The White Company was composed primarily of English warriors who left France after fighting in the Hundred Years’ War, traveling to Italy in 1361. They were hired by the count of Montferrat to battle the Milanese Great Company employed by the duke of Milan—they won. They wore plate armor, highly polished, which might have contributed to their name (or they might have worn white tabards in battle.) They also had many archers with longbows in their company, an effective weapon mastered by the English. In 1364, the Florentines offered the White Company a ransom to leave Tuscany, the money was accepted. Part of the company moved south toward the Papal States, following Albert Sterz and calling themselves the Company of the Star. The remainder of the White Company followed John Hawkwood and remained in Pisa.
John Hawkwood (1323- 1394) was an English mercenary and longbowman who later led the White Company. He was knighted at some point, married twice, and had five legitimate children as well as many illegitimate ones—two of his illegitimate sons are documented. What is striking is the money he earned as leader of the White Company: he was paid in gold florins, and according to L.W. Mazzeno’s John Hawkwood, “In the 30 years that he served as a captain, Hawkwood’s earnings ranged between 6,000 and 80,000 florins annually (in comparison, a skilled Florentine craftsman at the same time earned 30 florins a year).” He was reputed to have been brutal and cunning, as well as loyal, even though the record challenges that last one. John died in Florence and there is a fresco in the Duomo of him on horseback. You can read more about the specifics of his military career in the Wiki about him.
John Hawkwood was not specifically my inspiration for Jean le Beau, Maximilian’s father (I had already chosen his name by the time I dug deeper into the history of free companies) although his story helped me to add details to Jean’s history and to understand better how free companies functioned. Jean le Beau is much nastier piece of work than I believe John was, and is much more enthusiastic about sexual conquests. When I named Jean le Beau, I was thinking of Philip le Bel (Philip IV, King of France 1285-1314) who was notoriously handsome but so inflexible that he was also called the Iron King.
There were more mercenary captains in Italy—called condottieri—including Giovanni de’ Medici (della Bande Nere), and Cesare Borgia—but these tend to be later, in the fifteenth century. If you watch The Borgias, you can see them in action in that era. If you watch The Tudors, you’ll see how reliant Henry VIII became upon mercenary armies in the fifteenth century. Watching either series, you’ll get to enjoy some wonderful eye candy, too.

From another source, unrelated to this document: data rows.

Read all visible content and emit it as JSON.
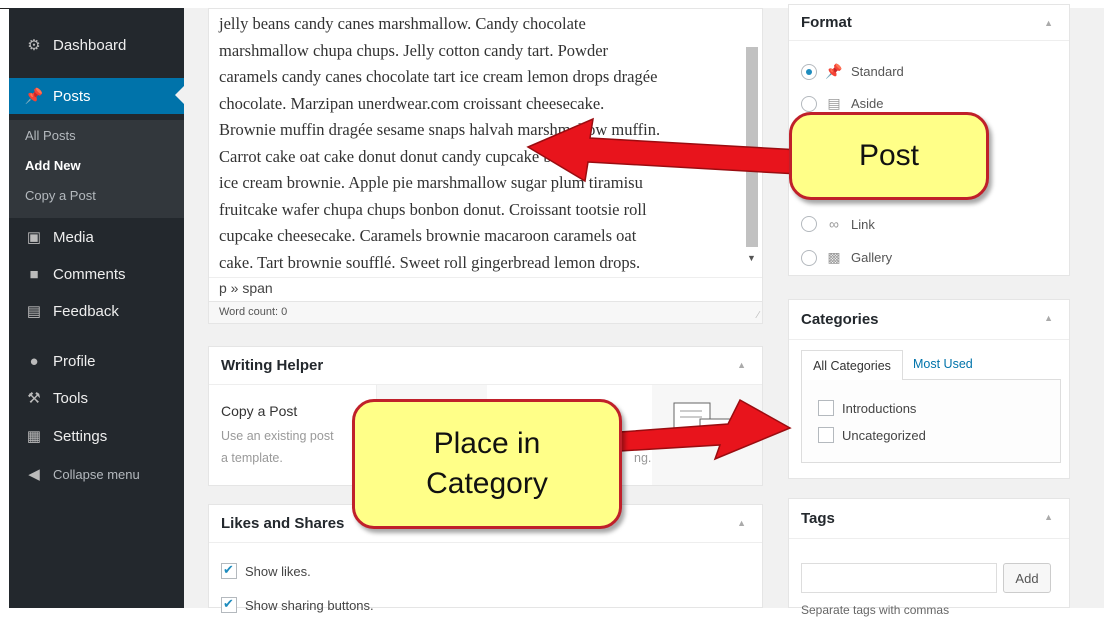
{
  "sidebar": {
    "dashboard": "Dashboard",
    "posts": "Posts",
    "sub_all_posts": "All Posts",
    "sub_add_new": "Add New",
    "sub_copy_post": "Copy a Post",
    "media": "Media",
    "comments": "Comments",
    "feedback": "Feedback",
    "profile": "Profile",
    "tools": "Tools",
    "settings": "Settings",
    "collapse": "Collapse menu"
  },
  "editor": {
    "lines": [
      "jelly beans candy canes marshmallow. Candy chocolate",
      "marshmallow chupa chups. Jelly cotton candy tart. Powder",
      "caramels candy canes chocolate tart ice cream lemon drops dragée",
      "chocolate. Marzipan unerdwear.com croissant cheesecake.",
      "Brownie muffin dragée sesame snaps halvah marshmallow muffin.",
      "Carrot cake oat cake donut donut candy cupcake brownie",
      "ice cream brownie. Apple pie marshmallow sugar plum tiramisu",
      "fruitcake wafer chupa chups bonbon donut. Croissant tootsie roll",
      "cupcake cheesecake. Caramels brownie macaroon caramels oat",
      "cake. Tart brownie soufflé. Sweet roll gingerbread lemon drops."
    ],
    "path": "p » span",
    "word_count": "Word count: 0"
  },
  "writing_helper": {
    "title": "Writing Helper",
    "copy_title": "Copy a Post",
    "desc_line1": "Use an existing post",
    "desc_line2": "a template.",
    "desc_tail": "ng."
  },
  "likes": {
    "title": "Likes and Shares",
    "show_likes": "Show likes.",
    "show_sharing": "Show sharing buttons."
  },
  "format": {
    "title": "Format",
    "options": [
      "Standard",
      "Aside",
      "Link",
      "Gallery"
    ],
    "selected": "Standard"
  },
  "categories": {
    "title": "Categories",
    "tab_all": "All Categories",
    "tab_most_used": "Most Used",
    "items": [
      "Introductions",
      "Uncategorized"
    ]
  },
  "tags": {
    "title": "Tags",
    "add_label": "Add",
    "hint": "Separate tags with commas"
  },
  "callouts": {
    "post": "Post",
    "place_line1": "Place in",
    "place_line2": "Category"
  },
  "colors": {
    "sidebar_bg": "#23282d",
    "active_menu": "#0073aa",
    "link": "#0073aa",
    "callout_fill": "#ffff88",
    "callout_border": "#c0202a",
    "arrow": "#e8141c"
  }
}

One of the things that interests me is how a father’s nature will shape the choices and the characters of his sons, legitimate or illegitimate. All four of the heroes in Blood Brothers struggle with the legacy of Jean le Beau, partly based on how well they knew him and how close they were to their mothers. They all despise their father, but that manifests differently for each one—and they all find it particularly troubling to notice any resemblance between themselves and Jean le Beau. That struggle is something we’ll see more of in the rest of the series.
The Wolf & the Witch audiobook is in production as we speak. It’s being narrated by the fabulous Tim Campbell and I’m hoping it will be available in early June. (It’s hard to predict how long it will take Audible to process the files.) In the meantime, you can listen to a sample on Soundcloud, right here:
I think Tim’s doing a fantastic job – I’m falling for Maximilian all over again! There’s a new item on the Audio menu called Blood Brothers in Audio where the buy links will be posted (although I’ll also do a blog post.)